=== Material to process ===

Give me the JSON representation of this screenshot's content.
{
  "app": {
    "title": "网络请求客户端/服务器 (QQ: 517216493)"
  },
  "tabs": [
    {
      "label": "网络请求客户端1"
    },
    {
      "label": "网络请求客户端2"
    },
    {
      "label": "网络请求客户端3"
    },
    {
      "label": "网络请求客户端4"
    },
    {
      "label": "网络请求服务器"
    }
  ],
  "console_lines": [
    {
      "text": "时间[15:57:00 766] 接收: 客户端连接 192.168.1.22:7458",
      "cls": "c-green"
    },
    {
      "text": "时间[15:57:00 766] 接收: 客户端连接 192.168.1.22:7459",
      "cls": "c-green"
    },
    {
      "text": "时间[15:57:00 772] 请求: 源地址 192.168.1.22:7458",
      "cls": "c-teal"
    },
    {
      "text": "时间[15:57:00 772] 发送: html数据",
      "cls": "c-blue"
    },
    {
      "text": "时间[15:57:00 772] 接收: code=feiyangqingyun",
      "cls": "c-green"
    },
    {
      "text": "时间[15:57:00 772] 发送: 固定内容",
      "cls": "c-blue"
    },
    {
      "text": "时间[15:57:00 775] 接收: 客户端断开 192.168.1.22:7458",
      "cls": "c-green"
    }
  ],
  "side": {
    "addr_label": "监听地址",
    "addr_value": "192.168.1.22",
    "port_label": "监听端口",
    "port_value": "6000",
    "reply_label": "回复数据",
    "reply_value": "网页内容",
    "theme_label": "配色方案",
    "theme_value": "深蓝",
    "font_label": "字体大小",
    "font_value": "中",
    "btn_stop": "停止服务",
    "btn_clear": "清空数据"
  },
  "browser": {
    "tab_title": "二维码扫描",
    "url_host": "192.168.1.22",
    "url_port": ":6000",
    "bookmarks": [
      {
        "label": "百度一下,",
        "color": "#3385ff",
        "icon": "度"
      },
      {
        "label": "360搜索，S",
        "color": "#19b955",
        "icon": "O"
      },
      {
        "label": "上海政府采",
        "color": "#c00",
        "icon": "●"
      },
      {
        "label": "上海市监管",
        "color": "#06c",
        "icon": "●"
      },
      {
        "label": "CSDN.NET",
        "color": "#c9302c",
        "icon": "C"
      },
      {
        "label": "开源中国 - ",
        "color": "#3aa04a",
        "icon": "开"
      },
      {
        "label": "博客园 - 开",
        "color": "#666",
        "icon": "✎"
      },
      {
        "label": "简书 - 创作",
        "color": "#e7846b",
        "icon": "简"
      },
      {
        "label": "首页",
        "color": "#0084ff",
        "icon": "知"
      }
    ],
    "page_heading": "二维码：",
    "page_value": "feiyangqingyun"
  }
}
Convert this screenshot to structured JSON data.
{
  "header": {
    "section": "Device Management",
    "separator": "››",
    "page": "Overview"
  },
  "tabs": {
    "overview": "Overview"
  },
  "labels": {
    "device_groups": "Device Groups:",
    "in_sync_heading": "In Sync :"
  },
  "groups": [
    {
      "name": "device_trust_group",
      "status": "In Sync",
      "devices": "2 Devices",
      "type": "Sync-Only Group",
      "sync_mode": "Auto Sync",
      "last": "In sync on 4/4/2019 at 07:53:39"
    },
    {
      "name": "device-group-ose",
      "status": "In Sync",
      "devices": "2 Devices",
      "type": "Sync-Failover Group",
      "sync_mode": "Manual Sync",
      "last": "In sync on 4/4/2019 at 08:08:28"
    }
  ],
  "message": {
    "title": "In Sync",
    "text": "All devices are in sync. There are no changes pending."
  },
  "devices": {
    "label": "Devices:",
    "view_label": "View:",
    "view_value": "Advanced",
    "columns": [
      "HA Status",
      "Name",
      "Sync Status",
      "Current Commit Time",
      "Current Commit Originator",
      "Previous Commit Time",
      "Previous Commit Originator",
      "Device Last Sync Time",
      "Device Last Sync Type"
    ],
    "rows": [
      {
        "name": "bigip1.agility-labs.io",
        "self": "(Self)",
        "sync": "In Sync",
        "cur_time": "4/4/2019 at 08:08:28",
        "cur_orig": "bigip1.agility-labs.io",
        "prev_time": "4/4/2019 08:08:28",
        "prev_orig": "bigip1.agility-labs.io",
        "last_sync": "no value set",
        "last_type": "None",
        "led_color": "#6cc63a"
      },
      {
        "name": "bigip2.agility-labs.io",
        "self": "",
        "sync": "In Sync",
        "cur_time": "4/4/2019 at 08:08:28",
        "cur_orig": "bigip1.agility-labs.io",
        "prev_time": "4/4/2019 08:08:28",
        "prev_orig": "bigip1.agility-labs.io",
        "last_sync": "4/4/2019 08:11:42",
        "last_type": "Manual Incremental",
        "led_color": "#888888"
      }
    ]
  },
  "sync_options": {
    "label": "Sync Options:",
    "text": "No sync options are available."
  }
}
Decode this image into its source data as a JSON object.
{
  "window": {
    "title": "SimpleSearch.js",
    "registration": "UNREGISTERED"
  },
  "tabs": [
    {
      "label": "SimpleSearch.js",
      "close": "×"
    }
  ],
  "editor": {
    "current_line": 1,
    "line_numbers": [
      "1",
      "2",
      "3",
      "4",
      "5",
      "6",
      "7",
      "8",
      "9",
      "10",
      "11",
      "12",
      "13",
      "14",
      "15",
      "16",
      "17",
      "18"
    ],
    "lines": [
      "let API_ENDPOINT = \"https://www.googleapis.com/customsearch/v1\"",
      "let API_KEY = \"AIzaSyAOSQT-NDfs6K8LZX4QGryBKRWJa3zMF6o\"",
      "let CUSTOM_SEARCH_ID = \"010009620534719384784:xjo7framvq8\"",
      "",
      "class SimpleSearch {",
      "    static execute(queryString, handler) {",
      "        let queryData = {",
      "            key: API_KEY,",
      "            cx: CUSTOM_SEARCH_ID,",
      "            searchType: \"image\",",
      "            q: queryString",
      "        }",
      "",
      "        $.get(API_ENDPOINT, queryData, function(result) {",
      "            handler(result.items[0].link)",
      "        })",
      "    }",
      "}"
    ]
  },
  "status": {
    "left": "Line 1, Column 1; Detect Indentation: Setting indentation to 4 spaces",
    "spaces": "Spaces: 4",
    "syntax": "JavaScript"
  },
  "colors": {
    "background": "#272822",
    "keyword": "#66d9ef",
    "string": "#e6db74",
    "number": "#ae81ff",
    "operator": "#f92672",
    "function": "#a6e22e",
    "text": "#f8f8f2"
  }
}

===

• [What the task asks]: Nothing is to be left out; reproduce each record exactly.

• [Answer section]:
Give me the JSON representation of this screenshot's content.
{
  "app": {
    "title": "网络请求客户端/服务器 (QQ: 517216493)"
  },
  "tabs": [
    {
      "label": "网络请求客户端1"
    },
    {
      "label": "网络请求客户端2"
    },
    {
      "label": "网络请求客户端3"
    },
    {
      "label": "网络请求客户端4"
    },
    {
      "label": "网络请求服务器"
    }
  ],
  "console_lines": [
    {
      "text": "时间[15:57:00 766] 接收: 客户端连接 192.168.1.22:7458",
      "cls": "c-green"
    },
    {
      "text": "时间[15:57:00 766] 接收: 客户端连接 192.168.1.22:7459",
      "cls": "c-green"
    },
    {
      "text": "时间[15:57:00 772] 请求: 源地址 192.168.1.22:7458",
      "cls": "c-teal"
    },
    {
      "text": "时间[15:57:00 772] 发送: html数据",
      "cls": "c-blue"
    },
    {
      "text": "时间[15:57:00 772] 接收: code=feiyangqingyun",
      "cls": "c-green"
    },
    {
      "text": "时间[15:57:00 772] 发送: 固定内容",
      "cls": "c-blue"
    },
    {
      "text": "时间[15:57:00 775] 接收: 客户端断开 192.168.1.22:7458",
      "cls": "c-green"
    }
  ],
  "side": {
    "addr_label": "监听地址",
    "addr_value": "192.168.1.22",
    "port_label": "监听端口",
    "port_value": "6000",
    "reply_label": "回复数据",
    "reply_value": "网页内容",
    "theme_label": "配色方案",
    "theme_value": "深蓝",
    "font_label": "字体大小",
    "font_value": "中",
    "btn_stop": "停止服务",
    "btn_clear": "清空数据"
  },
  "browser": {
    "tab_title": "二维码扫描",
    "url_host": "192.168.1.22",
    "url_port": ":6000",
    "bookmarks": [
      {
        "label": "百度一下,",
        "color": "#3385ff",
        "icon": "度"
      },
      {
        "label": "360搜索，S",
        "color": "#19b955",
        "icon": "O"
      },
      {
        "label": "上海政府采",
        "color": "#c00",
        "icon": "●"
      },
      {
        "label": "上海市监管",
        "color": "#06c",
        "icon": "●"
      },
      {
        "label": "CSDN.NET",
        "color": "#c9302c",
        "icon": "C"
      },
      {
        "label": "开源中国 - ",
        "color": "#3aa04a",
        "icon": "开"
      },
      {
        "label": "博客园 - 开",
        "color": "#666",
        "icon": "✎"
      },
      {
        "label": "简书 - 创作",
        "color": "#e7846b",
        "icon": "简"
      },
      {
        "label": "首页",
        "color": "#0084ff",
        "icon": "知"
      }
    ],
    "page_heading": "二维码：",
    "page_value": "feiyangqingyun"
  }
}
Convert this screenshot to structured JSON data.
{
  "header": {
    "section": "Device Management",
    "separator": "››",
    "page": "Overview"
  },
  "tabs": {
    "overview": "Overview"
  },
  "labels": {
    "device_groups": "Device Groups:",
    "in_sync_heading": "In Sync :"
  },
  "groups": [
    {
      "name": "device_trust_group",
      "status": "In Sync",
      "devices": "2 Devices",
      "type": "Sync-Only Group",
      "sync_mode": "Auto Sync",
      "last": "In sync on 4/4/2019 at 07:53:39"
    },
    {
      "name": "device-group-ose",
      "status": "In Sync",
      "devices": "2 Devices",
      "type": "Sync-Failover Group",
      "sync_mode": "Manual Sync",
      "last": "In sync on 4/4/2019 at 08:08:28"
    }
  ],
  "message": {
    "title": "In Sync",
    "text": "All devices are in sync. There are no changes pending."
  },
  "devices": {
    "label": "Devices:",
    "view_label": "View:",
    "view_value": "Advanced",
    "columns": [
      "HA Status",
      "Name",
      "Sync Status",
      "Current Commit Time",
      "Current Commit Originator",
      "Previous Commit Time",
      "Previous Commit Originator",
      "Device Last Sync Time",
      "Device Last Sync Type"
    ],
    "rows": [
      {
        "name": "bigip1.agility-labs.io",
        "self": "(Self)",
        "sync": "In Sync",
        "cur_time": "4/4/2019 at 08:08:28",
        "cur_orig": "bigip1.agility-labs.io",
        "prev_time": "4/4/2019 08:08:28",
        "prev_orig": "bigip1.agility-labs.io",
        "last_sync": "no value set",
        "last_type": "None",
        "led_color": "#6cc63a"
      },
      {
        "name": "bigip2.agility-labs.io",
        "self": "",
        "sync": "In Sync",
        "cur_time": "4/4/2019 at 08:08:28",
        "cur_orig": "bigip1.agility-labs.io",
        "prev_time": "4/4/2019 08:08:28",
        "prev_orig": "bigip1.agility-labs.io",
        "last_sync": "4/4/2019 08:11:42",
        "last_type": "Manual Incremental",
        "led_color": "#888888"
      }
    ]
  },
  "sync_options": {
    "label": "Sync Options:",
    "text": "No sync options are available."
  }
}
Decode this image into its source data as a JSON object.
{
  "window": {
    "title": "SimpleSearch.js",
    "registration": "UNREGISTERED"
  },
  "tabs": [
    {
      "label": "SimpleSearch.js",
      "close": "×"
    }
  ],
  "editor": {
    "current_line": 1,
    "line_numbers": [
      "1",
      "2",
      "3",
      "4",
      "5",
      "6",
      "7",
      "8",
      "9",
      "10",
      "11",
      "12",
      "13",
      "14",
      "15",
      "16",
      "17",
      "18"
    ],
    "lines": [
      "let API_ENDPOINT = \"https://www.googleapis.com/customsearch/v1\"",
      "let API_KEY = \"AIzaSyAOSQT-NDfs6K8LZX4QGryBKRWJa3zMF6o\"",
      "let CUSTOM_SEARCH_ID = \"010009620534719384784:xjo7framvq8\"",
      "",
      "class SimpleSearch {",
      "    static execute(queryString, handler) {",
      "        let queryData = {",
      "            key: API_KEY,",
      "            cx: CUSTOM_SEARCH_ID,",
      "            searchType: \"image\",",
      "            q: queryString",
      "        }",
      "",
      "        $.get(API_ENDPOINT, queryData, function(result) {",
      "            handler(result.items[0].link)",
      "        })",
      "    }",
      "}"
    ]
  },
  "status": {
    "left": "Line 1, Column 1; Detect Indentation: Setting indentation to 4 spaces",
    "spaces": "Spaces: 4",
    "syntax": "JavaScript"
  },
  "colors": {
    "background": "#272822",
    "keyword": "#66d9ef",
    "string": "#e6db74",
    "number": "#ae81ff",
    "operator": "#f92672",
    "function": "#a6e22e",
    "text": "#f8f8f2"
  }
}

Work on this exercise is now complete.